This year some of the world’s largest insurers and reinsurers, including SwissRe, quit a collective action group on tackling climate change following legal threats from some Republicans politicians in the US.
SwissRe’s chief executive Christian Mumenthaler told the FT in August that individual insurers would continue to pursue strategies to curb emissions linked to their policies, despite a series of prominent departures from the so-called Net-Zero Insurance Alliance industry group.
But Swiss Re Corporate Solutions America, part of the group’s commercial insurance arm, has agreed to provide cover for claims of up to $20mn to Buckskin Mining Company, valid from March 2023 until March 2024, according to a certificate held by the Wyoming Department of Environmental Quality.
The Buckskin Mine produces 27mn tons of coal a year, making it “one of the most productive mines in the US”, according to its website. It derives more than 90 per cent of its revenue from thermal coal, according to a database maintained by the German environmental and humans rights campaign group Urgewald.
Boston-based Liberty Mutual said in 2019 that it would not underwrite companies with exposure to thermal coal of more than 25 per cent. But its speciality business agreed to insure thermal coal mining company Global Mining Holding Company, LLC, and its subsidiary Signal Peak Energy for up to $2mn, for the two years to November 2023, according to two more certificates.
Signal Peak Energy operates an underground coal mine in Montana with a production capacity of 8mn tonnes a year.

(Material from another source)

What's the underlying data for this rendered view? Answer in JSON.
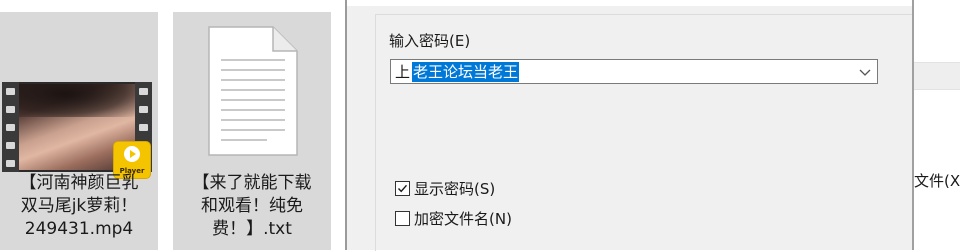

Liberty Mutual said it was continuing to implement its coal policy across its underwriting portfolio towards a target timeline of the end of 2023.
Charles Boakye, ESG strategist at US investment bank Jefferies, said insurers’ climate exclusion policies had been making it increasingly difficult for US coal mines to access insurance in the past year, potentially opening up a “renewed business case” for extending cover at a higher price.
But he added: “In spite of the backlash and noise we’ve seen around ESG, shareholders still expect companies to follow through when they say they’ll do something. From a management perspective, reversing commitments opens up credibility questions.”
The International Energy Agency has said that all coal power without the capture of the carbon emissions must end by 2040 if the world is to limit global warming by reducing emissions to net zero by 2050. But demand for the dirtiest fuel is continuing to rise, after coal consumption hit a record 8.3bn metric tons last year.
This is despite what the IEA described this week as a “staggering” growth in solar energy around the world.
Ehsan Khoman, head of commodities research at MUFG, the Japanese lender, said that progress in renewable energy generation and grid-connection projects had not moved fast enough to cut into demand for coal. “The gap between the reality of the coal market and climate purists remains wide.”